Modernism on the Ganges: Raghubir Singh at The Met Breuer

Employees Morvi Palace

A retrospective by New York’s Metropolitan Museum of Art of the pioneering Indian photographer aims to situate his work at the intersection of Western modernism and traditional South Asian modes of picturing the world

The late Raghubir Singh once said that his style of modernist photography stood “on the Ganges side of modernism, rather than the Seine or East River side of it”.

Born into an aristocratic family in Rajasthan, Singh lived in Hong Kong, Paris, London and New York, but the subject of his prolific career, until his death in 1999 at the age of 56, was his native India
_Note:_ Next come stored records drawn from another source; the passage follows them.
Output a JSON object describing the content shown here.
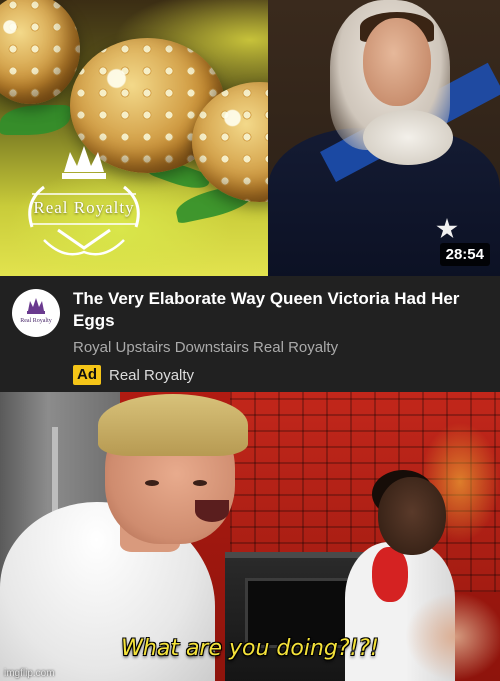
{
  "video": {
    "thumbnail_logo_text": "Real Royalty",
    "duration": "28:54",
    "title": "The Very Elaborate Way Queen Victoria Had Her Eggs",
    "channel_line": "Royal Upstairs Downstairs Real Royalty",
    "ad_badge": "Ad",
    "ad_channel": "Real Royalty",
    "avatar_text": "Real Royalty"
  },
  "meme": {
    "caption": "What are you doing?!?!",
    "watermark": "imgflip.com"
  },
  "colors": {
    "info_bar_bg": "#212121",
    "ad_badge": "#f5c518",
    "caption": "#f4e23a"
  }
}
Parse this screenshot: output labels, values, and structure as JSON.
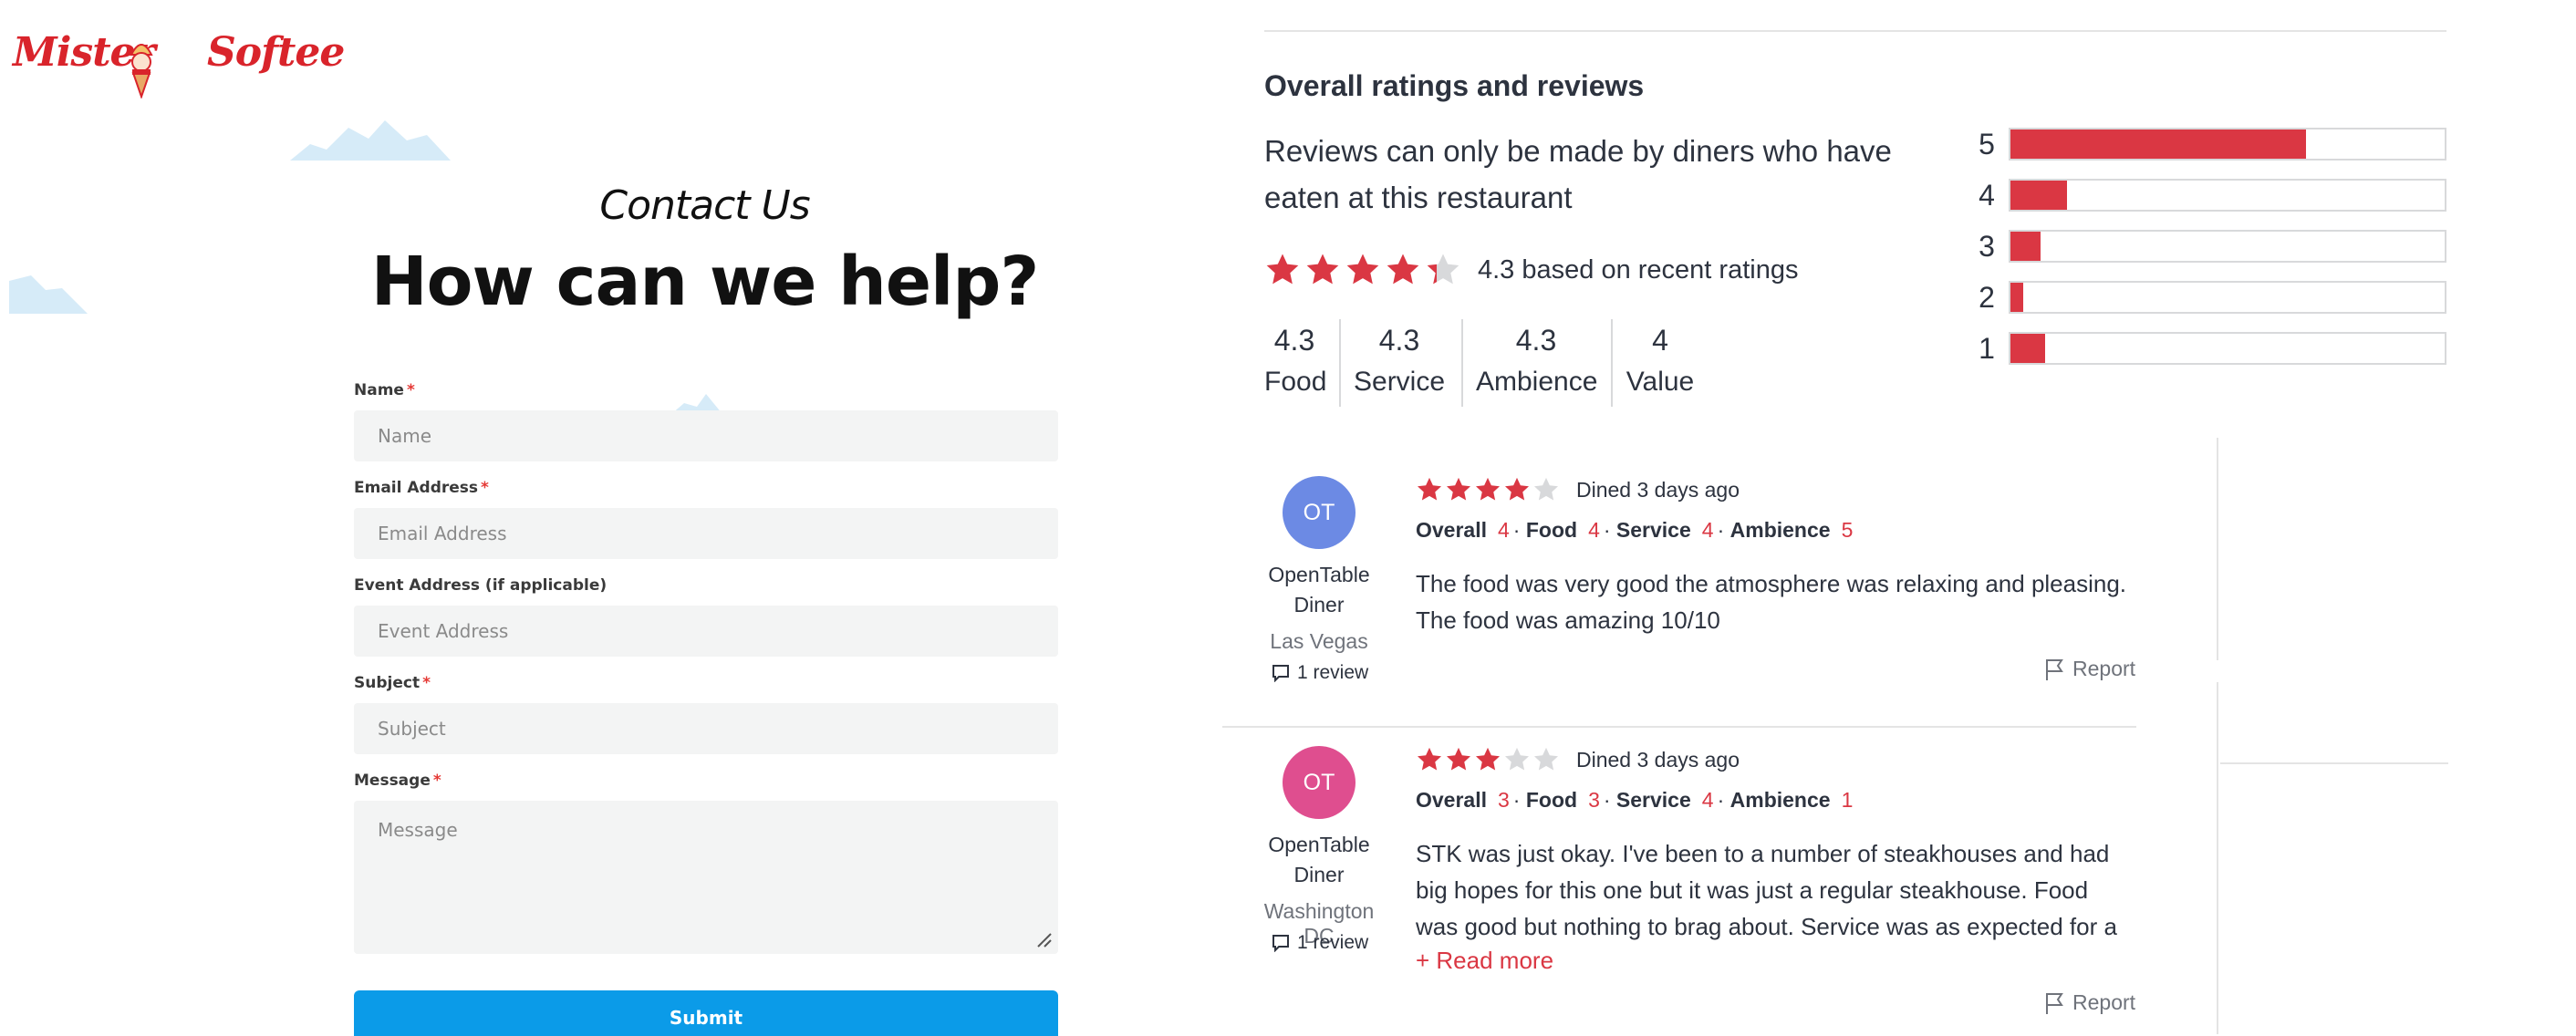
{
  "brand": {
    "logo_text": "Mister Softee",
    "accent": "#d9242b"
  },
  "contact": {
    "kicker": "Contact Us",
    "title": "How can we help?",
    "fields": [
      {
        "label": "Name",
        "required": true,
        "placeholder": "Name"
      },
      {
        "label": "Email Address",
        "required": true,
        "placeholder": "Email Address"
      },
      {
        "label": "Event Address (if applicable)",
        "required": false,
        "placeholder": "Event Address"
      },
      {
        "label": "Subject",
        "required": true,
        "placeholder": "Subject"
      },
      {
        "label": "Message",
        "required": true,
        "placeholder": "Message"
      }
    ],
    "required_mark": "*",
    "submit_label": "Submit",
    "submit_color": "#0b9be8"
  },
  "ratings": {
    "section_title": "Overall ratings and reviews",
    "intro": "Reviews can only be made by diners who have eaten at this restaurant",
    "overall_stars": 4.3,
    "overall_text": "4.3 based on recent ratings",
    "categories": [
      {
        "value": "4.3",
        "label": "Food"
      },
      {
        "value": "4.3",
        "label": "Service"
      },
      {
        "value": "4.3",
        "label": "Ambience"
      },
      {
        "value": "4",
        "label": "Value"
      }
    ],
    "distribution": [
      {
        "stars": "5",
        "fraction": 0.68
      },
      {
        "stars": "4",
        "fraction": 0.13
      },
      {
        "stars": "3",
        "fraction": 0.07
      },
      {
        "stars": "2",
        "fraction": 0.03
      },
      {
        "stars": "1",
        "fraction": 0.08
      }
    ],
    "star_color": "#da3743",
    "star_empty_color": "#d8d9db"
  },
  "reviews": [
    {
      "initials": "OT",
      "avatar_color": "#6c8ae4",
      "name": "OpenTable Diner",
      "location": "Las Vegas",
      "review_count": "1 review",
      "stars": 4,
      "dined": "Dined 3 days ago",
      "overall_label": "Overall",
      "overall": "4",
      "food_label": "Food",
      "food": "4",
      "service_label": "Service",
      "service": "4",
      "ambience_label": "Ambience",
      "ambience": "5",
      "text": "The food was very good the atmosphere was relaxing and pleasing. The food was amazing 10/10",
      "read_more": "",
      "report": "Report"
    },
    {
      "initials": "OT",
      "avatar_color": "#df4e8f",
      "name": "OpenTable Diner",
      "location": "Washington DC",
      "review_count": "1 review",
      "stars": 3,
      "dined": "Dined 3 days ago",
      "overall_label": "Overall",
      "overall": "3",
      "food_label": "Food",
      "food": "3",
      "service_label": "Service",
      "service": "4",
      "ambience_label": "Ambience",
      "ambience": "1",
      "text": "STK was just okay. I've been to a number of steakhouses and had big hopes for this one but it was just a regular steakhouse. Food was good but nothing to brag about. Service was as expected for a steakhouse...",
      "read_more": "+ Read more",
      "report": "Report"
    }
  ],
  "icons": {
    "star": "star-icon",
    "review_count": "speech-bubble-icon",
    "report": "flag-icon",
    "resize": "resize-grip-icon"
  }
}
The Met Breuer in New York has chosen Singh for a retrospective, featuring 85 original works by the artist, alongside other works by his contemporaries – friends, collaborators and fellow travellers. The exhibition also displays Indian court paintings that inspired Singh, such as those from the Mughal period (1526-1857).

Singh is recognised as a pioneer in colour street photography, in his ability to capture the dense, diverse scenes of Indian society in complex frieze-like compositions, using a handheld camera and colour slide film. The diversity of his influences ranged from Bengali filmmaker Satyajit Ray to French humanist photographer Henri Cartier-Bresson and American street photographers such as William Gedney and Lee Friedlander.

Modernism on the Ganges: Raghubir Singh Photographs is at The Met Breuer in New York until 2 January 2018 – tickets are available here